It is extremely difficult to hang yourself in a Japanese apartment.
I removed the noose from my neck and sat down, two actions that attempted in reverse would have actually accomplished my original goal, and aimlessly surveyed my now toppled and trodden upon tower of tragically unrequited store credit, and it was then that I realized I could not kill myself. Not because I was still young and the world was full of promise, not because life was something sacred to be zealously safeguarded, and not because I had finally counted my blessings and had come to realize how truly and profoundly fortunate I was, but because I could see that all I needed was one more smudgy black stamp on my Sumihara Coffee Shoppe point card to reach redemption, a redemption explained in detail on the back of the card in a language that had frustrated me to the point where I had just tried to hang myself, failed, and now sat looking uncomprehendingly at.
Still, redemption is redemption, I reasoned, and, because I was illiterate, my mind was freed to imagine all kinds of prizes Mr. Sumihara might bestow on me in gratitude for my having bought coffee beans from him for the previous three years. Five kilograms of free coffee perhaps, a spiffy new coffee cup, a coffee table, a color TV, a car maybe, a new car with a sun roof, or maybe a trip to Hawaii.
“A trip to Hawaii with a new car and a sun roof!” I shouted, “and a spiffy new coffee cup!”
My neighbor Nishihara-san banged on the wall. “Nani o yutteruno?!”
I grabbed my grubby Japanese-English pocket dictionary, knocking over the empty beer bottle resting on it, and tore at the pages.

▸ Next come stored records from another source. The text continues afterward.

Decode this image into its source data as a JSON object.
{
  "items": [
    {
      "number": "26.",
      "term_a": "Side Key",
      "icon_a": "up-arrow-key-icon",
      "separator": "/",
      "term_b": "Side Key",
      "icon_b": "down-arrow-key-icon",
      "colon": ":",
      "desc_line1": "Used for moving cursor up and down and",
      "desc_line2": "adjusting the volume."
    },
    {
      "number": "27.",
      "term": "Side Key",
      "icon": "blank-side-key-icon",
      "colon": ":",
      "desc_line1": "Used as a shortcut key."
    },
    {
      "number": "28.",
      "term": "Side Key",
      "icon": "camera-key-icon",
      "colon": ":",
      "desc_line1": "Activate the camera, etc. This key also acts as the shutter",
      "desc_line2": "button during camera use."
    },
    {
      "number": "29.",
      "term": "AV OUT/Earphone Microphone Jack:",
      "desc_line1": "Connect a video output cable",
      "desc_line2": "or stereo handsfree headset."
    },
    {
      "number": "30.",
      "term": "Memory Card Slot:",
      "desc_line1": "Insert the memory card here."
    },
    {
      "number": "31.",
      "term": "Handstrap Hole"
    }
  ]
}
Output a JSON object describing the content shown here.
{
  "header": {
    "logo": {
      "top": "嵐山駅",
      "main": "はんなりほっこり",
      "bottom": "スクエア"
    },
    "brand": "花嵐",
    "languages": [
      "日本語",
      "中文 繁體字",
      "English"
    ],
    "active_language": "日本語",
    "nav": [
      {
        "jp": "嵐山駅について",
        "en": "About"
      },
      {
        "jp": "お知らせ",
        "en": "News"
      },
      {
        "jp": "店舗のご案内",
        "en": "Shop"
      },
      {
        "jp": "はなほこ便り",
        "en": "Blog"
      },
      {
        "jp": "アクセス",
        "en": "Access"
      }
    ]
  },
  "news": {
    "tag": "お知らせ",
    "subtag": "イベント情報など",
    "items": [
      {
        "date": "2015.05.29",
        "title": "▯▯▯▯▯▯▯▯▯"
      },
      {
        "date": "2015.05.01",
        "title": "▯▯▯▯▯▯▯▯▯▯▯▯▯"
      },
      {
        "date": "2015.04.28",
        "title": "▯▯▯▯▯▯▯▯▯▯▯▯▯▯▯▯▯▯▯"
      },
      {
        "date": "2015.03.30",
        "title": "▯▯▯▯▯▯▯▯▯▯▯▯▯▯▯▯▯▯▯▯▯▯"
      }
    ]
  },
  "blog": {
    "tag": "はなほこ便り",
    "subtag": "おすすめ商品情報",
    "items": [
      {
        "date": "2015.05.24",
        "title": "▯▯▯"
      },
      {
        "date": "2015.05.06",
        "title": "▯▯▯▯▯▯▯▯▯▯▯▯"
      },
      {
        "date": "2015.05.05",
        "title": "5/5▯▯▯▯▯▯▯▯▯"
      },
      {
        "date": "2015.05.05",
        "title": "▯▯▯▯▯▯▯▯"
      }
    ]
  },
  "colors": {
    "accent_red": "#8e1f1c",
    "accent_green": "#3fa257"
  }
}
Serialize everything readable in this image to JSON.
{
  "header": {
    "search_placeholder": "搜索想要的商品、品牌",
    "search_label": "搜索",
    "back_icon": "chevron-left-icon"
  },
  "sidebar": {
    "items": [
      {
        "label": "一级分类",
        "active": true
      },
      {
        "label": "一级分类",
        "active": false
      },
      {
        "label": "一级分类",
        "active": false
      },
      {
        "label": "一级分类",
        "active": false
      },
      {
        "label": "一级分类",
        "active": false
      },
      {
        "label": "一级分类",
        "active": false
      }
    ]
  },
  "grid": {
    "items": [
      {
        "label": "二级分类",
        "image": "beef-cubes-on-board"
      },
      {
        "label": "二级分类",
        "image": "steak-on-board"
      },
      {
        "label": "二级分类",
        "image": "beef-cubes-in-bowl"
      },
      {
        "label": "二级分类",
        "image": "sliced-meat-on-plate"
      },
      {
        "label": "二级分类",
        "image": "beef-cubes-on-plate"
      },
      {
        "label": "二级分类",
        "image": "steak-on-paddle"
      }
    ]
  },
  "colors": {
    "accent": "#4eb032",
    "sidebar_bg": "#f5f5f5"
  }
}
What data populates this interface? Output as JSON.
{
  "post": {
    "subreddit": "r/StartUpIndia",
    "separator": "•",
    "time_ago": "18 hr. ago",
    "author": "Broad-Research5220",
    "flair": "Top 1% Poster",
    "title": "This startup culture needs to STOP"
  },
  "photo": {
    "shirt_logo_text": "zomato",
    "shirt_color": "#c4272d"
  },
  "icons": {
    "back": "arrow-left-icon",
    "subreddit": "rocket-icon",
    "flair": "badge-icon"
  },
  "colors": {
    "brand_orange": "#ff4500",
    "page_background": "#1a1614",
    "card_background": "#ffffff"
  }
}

“Sukui!” I shouted at the wall, tears streaming down my face. “Sukui!”
And before I knew it, Nishihara-san’s visiting Christian sister was sitting next to me with a Bible. I didn’t even hear the front door slide.
“You are looking for redemption?” she said in a beautiful lilting English, and held the Bible up.
“Yes,” I said, and showed her my point card.
She let out a long, low whistle.
“That’s a lot of coffee,” she said.
I didn’t whistle because I don’t know how to, and also I don’t think you’re supposed to whistle at the Bible.
“Your Bible is also very nice,” I replied.
(Mrs. Doyle informs me this nonsense about point cards and redemption will be continued in the next posting. I’d ask her why she bothers with this ridiculous project, but am just happy to have her leave my office because of the overwhelming garlic stench and the fact my fillings hurt whenever she is nearby, possibly because of the strings of neodymium supermagnets she has begun wearing around her neck and wrists. –G. K. Dirkins).
*The mention of tri- and bi-folded point cards places this writing most likely near the end of the previous century, as most point cards now are not folded at all, but rather single plates of plastic with some sort of magic coating that records points awarded at the time of purchase. In fact, my younger staff members tell me point cards are now being replaced by something called “apps” on a contraption called a “smartphone,” or “sumaho,” as the Japanese say in their never-ending and inscrutable drive to not be understood beyond their shores. –G. K. Dirkins